Usually, not too many people I know come to my concerts. Which is fine: not only do I totally understand that most people are really damn busy, but it can actually be a little awkward if they show up. What if I have a religious experience playing a show and the person who attended shrugs and looks away and says "Oh yeah, it was great..."? What if I feel like it was a waste of time and my audience member gushes? Awkward. But some shows I feel so proud of that I don't care, that it's enough that people are there and seeing what's happening. New music concerts in particular inspire both that feeling and Awkward Look-Away Moments, which is a fun combination.

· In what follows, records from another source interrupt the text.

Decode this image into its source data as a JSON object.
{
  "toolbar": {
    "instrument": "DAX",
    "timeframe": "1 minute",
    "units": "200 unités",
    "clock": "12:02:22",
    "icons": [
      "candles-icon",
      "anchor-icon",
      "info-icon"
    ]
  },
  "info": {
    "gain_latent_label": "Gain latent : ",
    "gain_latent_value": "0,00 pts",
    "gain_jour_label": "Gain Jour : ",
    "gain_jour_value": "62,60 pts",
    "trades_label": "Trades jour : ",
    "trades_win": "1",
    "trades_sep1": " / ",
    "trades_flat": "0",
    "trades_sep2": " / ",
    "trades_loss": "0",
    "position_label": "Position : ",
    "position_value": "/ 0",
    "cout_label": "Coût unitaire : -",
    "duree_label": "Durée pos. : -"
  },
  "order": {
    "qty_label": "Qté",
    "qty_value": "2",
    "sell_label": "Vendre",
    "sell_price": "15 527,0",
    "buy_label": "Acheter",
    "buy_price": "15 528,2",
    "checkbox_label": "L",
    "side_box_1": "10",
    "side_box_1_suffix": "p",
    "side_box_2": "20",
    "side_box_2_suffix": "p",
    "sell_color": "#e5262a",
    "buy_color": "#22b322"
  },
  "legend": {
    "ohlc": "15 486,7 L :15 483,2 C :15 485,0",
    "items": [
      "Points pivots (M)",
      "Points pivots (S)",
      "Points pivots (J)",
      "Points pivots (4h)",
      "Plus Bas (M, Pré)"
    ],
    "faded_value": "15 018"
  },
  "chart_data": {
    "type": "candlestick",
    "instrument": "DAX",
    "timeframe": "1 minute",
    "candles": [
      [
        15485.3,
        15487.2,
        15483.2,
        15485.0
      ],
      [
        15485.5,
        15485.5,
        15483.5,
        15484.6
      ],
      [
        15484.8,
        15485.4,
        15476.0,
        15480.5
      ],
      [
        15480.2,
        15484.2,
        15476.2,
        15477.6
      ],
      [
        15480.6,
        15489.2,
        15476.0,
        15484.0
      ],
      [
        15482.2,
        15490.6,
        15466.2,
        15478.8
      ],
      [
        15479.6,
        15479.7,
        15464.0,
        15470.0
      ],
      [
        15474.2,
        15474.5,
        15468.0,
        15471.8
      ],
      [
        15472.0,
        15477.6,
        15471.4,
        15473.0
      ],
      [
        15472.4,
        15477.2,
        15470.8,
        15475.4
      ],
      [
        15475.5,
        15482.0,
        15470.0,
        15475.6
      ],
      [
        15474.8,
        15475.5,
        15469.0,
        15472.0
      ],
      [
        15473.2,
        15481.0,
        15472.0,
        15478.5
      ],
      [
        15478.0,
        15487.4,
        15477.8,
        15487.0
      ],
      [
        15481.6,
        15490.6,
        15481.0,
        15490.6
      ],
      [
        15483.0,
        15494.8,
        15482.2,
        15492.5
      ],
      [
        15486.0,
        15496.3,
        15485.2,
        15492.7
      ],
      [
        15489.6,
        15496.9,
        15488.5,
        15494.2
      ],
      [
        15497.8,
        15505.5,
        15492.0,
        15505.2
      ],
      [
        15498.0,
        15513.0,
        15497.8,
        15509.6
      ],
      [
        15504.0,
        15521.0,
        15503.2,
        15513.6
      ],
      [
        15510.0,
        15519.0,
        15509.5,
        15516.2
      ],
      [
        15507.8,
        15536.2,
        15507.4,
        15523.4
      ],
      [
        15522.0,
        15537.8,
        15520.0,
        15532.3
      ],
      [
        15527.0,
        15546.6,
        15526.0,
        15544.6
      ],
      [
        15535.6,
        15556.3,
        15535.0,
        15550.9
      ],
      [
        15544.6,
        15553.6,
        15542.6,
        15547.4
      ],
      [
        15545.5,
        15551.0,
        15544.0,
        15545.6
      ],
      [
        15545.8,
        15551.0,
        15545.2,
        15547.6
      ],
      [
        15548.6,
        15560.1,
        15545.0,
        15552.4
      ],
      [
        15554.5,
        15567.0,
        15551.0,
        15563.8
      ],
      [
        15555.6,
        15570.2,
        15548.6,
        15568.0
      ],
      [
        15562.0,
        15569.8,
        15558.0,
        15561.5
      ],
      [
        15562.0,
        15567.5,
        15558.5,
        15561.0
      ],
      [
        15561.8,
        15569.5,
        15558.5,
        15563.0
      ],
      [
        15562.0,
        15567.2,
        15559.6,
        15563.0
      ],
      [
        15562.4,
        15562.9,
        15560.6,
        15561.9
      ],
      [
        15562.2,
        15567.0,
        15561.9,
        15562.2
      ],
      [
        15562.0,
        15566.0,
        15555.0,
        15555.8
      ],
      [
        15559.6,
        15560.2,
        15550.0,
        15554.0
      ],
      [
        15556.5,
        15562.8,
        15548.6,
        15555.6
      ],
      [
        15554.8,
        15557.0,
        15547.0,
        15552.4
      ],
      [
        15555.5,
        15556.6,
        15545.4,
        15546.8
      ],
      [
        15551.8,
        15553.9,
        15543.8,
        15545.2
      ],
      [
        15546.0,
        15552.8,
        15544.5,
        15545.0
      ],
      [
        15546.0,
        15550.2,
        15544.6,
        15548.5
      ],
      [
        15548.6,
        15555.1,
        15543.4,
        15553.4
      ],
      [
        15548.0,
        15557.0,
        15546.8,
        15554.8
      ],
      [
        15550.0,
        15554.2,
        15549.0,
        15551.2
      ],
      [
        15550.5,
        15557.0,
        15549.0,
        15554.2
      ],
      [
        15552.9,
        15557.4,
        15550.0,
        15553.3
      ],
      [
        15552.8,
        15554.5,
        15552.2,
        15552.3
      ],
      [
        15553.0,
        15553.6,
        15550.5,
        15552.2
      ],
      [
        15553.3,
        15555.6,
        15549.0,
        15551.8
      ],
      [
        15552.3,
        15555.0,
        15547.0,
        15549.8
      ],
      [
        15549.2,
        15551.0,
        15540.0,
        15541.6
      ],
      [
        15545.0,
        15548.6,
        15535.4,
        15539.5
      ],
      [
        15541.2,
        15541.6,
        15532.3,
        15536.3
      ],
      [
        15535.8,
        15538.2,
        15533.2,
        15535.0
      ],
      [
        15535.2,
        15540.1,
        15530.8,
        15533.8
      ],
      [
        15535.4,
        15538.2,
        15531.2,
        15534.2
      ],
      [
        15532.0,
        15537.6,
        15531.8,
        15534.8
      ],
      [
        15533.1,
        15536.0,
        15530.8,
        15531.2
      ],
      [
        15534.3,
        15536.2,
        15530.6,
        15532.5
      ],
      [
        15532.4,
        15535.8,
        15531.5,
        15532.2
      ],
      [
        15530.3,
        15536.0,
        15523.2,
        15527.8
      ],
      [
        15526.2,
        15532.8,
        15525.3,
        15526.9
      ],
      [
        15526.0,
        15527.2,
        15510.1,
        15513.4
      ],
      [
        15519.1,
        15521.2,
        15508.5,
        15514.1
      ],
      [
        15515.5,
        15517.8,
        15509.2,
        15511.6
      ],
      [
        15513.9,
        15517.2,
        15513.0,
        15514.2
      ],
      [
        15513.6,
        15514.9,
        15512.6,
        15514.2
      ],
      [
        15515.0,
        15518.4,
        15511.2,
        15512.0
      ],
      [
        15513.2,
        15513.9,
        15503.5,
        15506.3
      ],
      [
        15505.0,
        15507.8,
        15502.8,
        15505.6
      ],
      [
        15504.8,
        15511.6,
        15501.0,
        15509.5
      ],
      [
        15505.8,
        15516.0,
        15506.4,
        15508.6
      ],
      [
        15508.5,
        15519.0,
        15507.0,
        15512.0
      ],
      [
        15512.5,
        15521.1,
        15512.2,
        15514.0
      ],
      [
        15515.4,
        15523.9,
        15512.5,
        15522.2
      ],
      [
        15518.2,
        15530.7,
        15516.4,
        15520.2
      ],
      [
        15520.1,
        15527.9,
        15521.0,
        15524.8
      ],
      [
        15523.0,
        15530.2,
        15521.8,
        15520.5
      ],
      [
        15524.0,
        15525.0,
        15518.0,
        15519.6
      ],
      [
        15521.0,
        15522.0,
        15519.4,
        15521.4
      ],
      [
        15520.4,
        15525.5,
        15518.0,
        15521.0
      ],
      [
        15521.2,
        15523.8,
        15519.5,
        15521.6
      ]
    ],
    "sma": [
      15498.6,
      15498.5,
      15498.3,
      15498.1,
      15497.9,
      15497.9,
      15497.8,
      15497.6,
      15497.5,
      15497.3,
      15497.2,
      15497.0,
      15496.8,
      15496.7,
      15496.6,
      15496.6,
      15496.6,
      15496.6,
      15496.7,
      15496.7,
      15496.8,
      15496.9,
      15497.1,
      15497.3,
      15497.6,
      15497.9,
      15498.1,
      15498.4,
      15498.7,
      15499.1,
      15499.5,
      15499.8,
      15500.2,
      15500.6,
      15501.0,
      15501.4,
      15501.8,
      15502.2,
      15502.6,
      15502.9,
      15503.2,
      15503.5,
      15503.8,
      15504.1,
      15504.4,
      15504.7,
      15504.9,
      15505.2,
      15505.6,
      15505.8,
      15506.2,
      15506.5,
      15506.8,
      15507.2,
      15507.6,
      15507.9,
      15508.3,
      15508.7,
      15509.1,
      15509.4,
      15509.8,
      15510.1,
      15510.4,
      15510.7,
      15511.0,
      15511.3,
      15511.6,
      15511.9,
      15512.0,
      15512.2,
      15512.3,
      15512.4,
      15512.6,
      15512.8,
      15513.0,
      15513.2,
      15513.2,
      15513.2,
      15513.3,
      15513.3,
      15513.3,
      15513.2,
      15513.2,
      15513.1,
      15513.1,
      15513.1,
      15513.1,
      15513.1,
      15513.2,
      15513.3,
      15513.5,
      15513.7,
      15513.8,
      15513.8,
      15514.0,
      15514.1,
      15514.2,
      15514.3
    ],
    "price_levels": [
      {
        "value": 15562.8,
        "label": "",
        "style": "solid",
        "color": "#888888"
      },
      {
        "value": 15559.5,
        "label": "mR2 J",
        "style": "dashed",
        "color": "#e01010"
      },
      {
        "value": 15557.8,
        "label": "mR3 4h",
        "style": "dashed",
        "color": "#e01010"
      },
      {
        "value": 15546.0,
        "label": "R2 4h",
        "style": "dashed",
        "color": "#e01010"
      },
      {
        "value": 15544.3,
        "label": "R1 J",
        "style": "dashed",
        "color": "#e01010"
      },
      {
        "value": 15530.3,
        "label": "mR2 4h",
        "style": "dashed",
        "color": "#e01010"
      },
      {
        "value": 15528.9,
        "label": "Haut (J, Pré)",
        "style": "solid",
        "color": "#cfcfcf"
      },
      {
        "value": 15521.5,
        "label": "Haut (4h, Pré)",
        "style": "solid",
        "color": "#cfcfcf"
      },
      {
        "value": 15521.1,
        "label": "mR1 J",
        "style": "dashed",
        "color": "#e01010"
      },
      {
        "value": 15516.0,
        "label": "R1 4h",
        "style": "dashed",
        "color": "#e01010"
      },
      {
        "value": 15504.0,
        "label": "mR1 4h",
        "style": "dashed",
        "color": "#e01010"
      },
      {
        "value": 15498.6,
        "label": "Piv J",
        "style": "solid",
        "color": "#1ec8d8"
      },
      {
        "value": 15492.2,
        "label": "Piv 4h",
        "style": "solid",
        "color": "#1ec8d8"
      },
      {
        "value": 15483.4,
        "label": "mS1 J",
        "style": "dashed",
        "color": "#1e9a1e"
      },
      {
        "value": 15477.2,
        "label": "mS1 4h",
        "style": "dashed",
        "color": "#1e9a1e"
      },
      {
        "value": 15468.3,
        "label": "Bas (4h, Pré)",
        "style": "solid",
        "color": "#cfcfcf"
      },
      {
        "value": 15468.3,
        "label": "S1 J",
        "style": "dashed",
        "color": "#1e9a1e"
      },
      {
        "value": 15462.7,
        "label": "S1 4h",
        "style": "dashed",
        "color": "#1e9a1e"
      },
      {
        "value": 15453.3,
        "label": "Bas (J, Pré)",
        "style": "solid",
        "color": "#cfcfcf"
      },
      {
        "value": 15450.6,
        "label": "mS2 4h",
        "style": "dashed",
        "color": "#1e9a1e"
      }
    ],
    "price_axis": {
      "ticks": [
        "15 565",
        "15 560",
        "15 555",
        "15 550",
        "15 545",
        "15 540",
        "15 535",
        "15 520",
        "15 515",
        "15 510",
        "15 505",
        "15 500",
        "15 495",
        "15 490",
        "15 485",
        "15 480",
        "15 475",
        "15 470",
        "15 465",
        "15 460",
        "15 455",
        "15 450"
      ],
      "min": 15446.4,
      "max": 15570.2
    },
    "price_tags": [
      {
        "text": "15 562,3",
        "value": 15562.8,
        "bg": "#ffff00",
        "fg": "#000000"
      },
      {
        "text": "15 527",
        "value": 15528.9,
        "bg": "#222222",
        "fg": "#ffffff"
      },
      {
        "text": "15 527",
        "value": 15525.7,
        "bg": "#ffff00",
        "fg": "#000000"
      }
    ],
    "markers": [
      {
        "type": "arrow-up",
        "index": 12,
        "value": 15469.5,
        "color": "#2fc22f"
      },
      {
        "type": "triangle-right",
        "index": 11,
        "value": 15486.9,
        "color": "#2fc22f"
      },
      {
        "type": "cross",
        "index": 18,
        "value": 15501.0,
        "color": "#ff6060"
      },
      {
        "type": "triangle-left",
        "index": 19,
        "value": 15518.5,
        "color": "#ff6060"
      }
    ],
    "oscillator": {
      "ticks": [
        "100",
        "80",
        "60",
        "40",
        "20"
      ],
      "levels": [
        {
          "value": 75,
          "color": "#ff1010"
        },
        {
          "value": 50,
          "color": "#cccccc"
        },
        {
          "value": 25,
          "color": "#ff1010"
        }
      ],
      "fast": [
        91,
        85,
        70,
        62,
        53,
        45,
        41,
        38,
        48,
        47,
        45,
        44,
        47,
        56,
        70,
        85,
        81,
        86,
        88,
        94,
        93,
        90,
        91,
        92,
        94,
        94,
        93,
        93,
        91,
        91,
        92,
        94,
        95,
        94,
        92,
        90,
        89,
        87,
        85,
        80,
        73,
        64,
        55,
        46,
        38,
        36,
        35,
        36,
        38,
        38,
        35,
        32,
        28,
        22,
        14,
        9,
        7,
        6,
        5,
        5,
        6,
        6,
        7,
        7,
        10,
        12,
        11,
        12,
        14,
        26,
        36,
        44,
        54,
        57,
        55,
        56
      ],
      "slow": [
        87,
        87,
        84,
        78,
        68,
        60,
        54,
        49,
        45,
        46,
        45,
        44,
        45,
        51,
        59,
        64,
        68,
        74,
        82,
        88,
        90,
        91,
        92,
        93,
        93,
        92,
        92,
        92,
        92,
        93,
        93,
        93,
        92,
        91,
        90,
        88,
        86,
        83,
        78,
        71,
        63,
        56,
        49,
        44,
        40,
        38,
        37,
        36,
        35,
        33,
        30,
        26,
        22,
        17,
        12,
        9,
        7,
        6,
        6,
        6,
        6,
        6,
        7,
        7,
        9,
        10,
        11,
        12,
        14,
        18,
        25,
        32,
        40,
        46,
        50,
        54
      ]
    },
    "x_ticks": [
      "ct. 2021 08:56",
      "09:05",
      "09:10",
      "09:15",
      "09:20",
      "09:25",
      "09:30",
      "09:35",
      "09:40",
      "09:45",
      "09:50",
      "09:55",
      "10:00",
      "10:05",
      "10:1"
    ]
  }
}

We had our dal niente season closer Saturday night, and I'm still psyched about it. A whopping nine people from all different genres of my life showed up, mostly non-(classical-)musicians who had probably never been to a new music concert before, and all of them seemed to get something out of it. Enjoyment, a widened view of classical music, at least one piece that everybody liked (Vivier! Textural, and full of exciting string unisons), you know, whatever. It made me so happy, because the point of this music to me is less about pleasing audiences--although that's a bonus--and more about learning new things, finding beauty or joy or anger or wonder in unexpected sounds. I like pushing boundaries in my passive-ish way, and this music is inherently boundary-pushing.
Plus it was just a bad-ass concert. Well programed, alternating ensemble string orchestra and quartet pieces with solos, lots of exciting composers (Scelsi, Vivier, a cool quartet by Felipe Lara, solo cello piece by Saariajo, a world premier by our founding composer Kirsten Broberg, etc.), and for once it wasn't the mind-blowingly hardest thing I'd ever played. We put the concert together in three days, and it was an honest pleasure to play. I can't wait until next season.